(Stored items)
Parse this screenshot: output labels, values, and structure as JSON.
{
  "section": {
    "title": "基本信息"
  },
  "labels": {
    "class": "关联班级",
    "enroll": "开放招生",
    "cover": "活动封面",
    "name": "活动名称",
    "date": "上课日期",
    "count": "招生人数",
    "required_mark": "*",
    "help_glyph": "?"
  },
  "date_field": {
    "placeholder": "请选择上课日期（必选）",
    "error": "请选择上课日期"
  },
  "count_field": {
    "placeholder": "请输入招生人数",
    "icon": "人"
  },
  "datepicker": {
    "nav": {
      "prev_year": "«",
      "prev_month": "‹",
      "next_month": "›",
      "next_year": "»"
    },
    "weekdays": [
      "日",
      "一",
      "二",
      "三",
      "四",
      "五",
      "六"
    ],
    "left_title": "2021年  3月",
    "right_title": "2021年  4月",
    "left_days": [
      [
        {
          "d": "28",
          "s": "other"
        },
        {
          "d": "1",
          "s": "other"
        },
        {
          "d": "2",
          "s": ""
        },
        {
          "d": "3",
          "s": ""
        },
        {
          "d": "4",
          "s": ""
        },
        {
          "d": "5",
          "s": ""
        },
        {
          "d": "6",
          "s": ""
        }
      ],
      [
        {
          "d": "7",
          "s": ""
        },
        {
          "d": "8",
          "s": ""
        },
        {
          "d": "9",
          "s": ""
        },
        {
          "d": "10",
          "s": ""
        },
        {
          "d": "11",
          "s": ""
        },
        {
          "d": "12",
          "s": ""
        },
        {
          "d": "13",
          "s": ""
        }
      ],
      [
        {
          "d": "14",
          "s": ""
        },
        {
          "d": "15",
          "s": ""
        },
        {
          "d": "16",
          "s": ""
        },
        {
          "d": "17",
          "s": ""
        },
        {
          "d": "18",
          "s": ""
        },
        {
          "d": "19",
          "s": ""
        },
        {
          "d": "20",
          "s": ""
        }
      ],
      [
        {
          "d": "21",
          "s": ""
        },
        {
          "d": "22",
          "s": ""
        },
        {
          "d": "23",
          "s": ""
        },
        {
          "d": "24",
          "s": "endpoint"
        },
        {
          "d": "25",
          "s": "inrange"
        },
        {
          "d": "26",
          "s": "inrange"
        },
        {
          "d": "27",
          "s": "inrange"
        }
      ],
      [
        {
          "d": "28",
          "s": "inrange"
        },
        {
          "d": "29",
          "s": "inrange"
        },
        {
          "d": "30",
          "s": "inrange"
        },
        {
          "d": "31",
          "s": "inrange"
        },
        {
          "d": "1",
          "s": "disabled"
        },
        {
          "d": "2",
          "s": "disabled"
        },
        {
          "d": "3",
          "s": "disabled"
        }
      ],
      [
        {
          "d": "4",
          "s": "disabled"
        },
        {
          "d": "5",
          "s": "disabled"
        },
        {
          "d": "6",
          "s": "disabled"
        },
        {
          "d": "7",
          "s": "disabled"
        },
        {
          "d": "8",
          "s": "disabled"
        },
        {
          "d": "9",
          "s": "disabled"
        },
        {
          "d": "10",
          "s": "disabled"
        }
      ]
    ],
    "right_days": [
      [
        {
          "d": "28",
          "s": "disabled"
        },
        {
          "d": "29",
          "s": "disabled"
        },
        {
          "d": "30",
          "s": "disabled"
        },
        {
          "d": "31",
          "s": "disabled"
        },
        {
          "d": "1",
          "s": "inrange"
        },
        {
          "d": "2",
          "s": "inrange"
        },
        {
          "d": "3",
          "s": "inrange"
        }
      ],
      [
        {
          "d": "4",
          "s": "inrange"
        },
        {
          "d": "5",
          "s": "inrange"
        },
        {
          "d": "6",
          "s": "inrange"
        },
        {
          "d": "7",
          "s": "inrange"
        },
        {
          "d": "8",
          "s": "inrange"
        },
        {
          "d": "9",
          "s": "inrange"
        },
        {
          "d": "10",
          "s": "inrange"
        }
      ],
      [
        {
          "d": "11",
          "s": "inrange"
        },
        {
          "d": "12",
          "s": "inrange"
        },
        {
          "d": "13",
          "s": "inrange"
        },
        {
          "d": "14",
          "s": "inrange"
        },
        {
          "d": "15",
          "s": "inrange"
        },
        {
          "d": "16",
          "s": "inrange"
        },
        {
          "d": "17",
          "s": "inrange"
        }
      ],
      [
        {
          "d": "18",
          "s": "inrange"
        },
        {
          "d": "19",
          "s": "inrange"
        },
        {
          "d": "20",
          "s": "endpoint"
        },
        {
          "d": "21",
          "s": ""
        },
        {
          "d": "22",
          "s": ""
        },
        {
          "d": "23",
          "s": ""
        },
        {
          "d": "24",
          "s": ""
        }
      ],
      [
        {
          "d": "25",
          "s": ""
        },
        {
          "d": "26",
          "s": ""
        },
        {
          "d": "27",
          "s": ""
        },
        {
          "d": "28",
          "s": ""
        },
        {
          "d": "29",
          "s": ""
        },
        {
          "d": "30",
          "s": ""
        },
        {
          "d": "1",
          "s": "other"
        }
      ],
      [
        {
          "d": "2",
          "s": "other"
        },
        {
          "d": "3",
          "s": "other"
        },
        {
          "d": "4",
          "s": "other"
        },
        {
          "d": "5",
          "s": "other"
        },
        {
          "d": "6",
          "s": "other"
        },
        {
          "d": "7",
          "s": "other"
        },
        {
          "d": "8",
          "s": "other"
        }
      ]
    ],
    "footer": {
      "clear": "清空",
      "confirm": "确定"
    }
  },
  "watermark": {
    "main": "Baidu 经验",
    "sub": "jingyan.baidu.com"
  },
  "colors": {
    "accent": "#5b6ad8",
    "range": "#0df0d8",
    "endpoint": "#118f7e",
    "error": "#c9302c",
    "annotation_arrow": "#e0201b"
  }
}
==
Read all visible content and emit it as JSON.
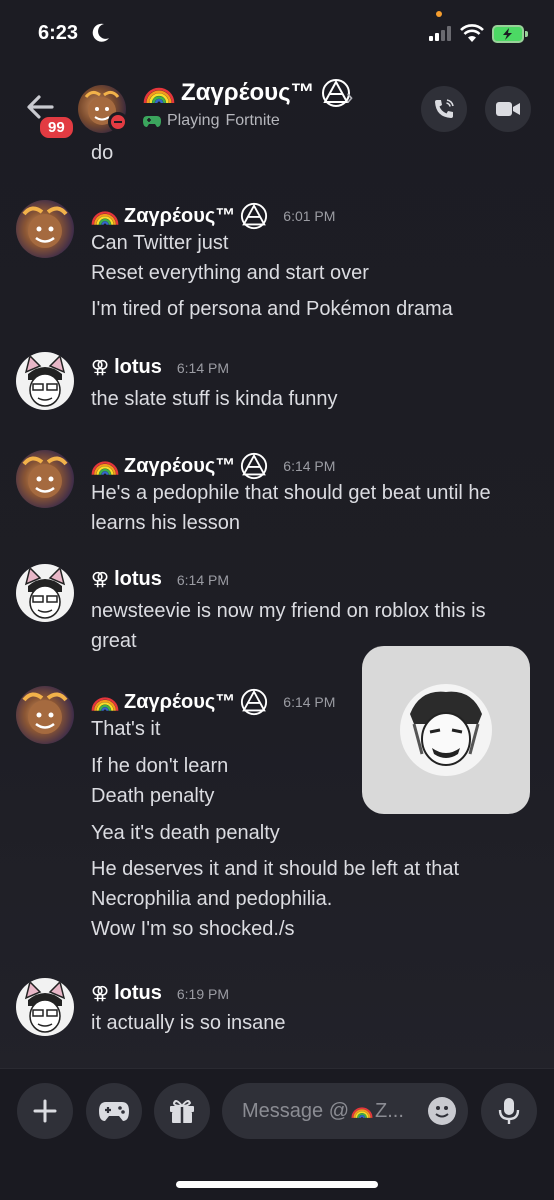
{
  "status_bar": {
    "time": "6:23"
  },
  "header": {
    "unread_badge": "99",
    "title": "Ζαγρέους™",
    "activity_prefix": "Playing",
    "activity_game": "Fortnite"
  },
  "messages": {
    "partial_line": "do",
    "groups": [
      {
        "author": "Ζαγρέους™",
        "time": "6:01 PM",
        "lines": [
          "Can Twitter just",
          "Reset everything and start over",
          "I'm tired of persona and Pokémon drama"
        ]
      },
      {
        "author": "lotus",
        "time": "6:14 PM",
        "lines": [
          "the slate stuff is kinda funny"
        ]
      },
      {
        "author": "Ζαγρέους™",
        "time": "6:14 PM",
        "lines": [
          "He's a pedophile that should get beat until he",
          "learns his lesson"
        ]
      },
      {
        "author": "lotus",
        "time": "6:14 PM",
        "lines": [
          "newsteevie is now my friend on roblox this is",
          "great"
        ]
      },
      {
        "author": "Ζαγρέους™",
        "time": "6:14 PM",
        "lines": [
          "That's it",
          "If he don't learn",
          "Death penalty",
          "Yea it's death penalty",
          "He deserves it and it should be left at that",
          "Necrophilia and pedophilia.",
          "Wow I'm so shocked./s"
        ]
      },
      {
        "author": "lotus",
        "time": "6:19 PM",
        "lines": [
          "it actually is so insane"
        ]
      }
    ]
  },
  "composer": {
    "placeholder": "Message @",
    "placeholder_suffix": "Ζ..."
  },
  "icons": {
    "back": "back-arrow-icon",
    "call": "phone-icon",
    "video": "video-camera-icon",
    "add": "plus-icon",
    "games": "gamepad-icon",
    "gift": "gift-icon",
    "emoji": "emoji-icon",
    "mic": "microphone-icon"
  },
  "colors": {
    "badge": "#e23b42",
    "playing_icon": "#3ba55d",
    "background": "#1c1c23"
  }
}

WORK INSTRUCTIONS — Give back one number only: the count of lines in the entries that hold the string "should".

SOLVED EXERCISE — 2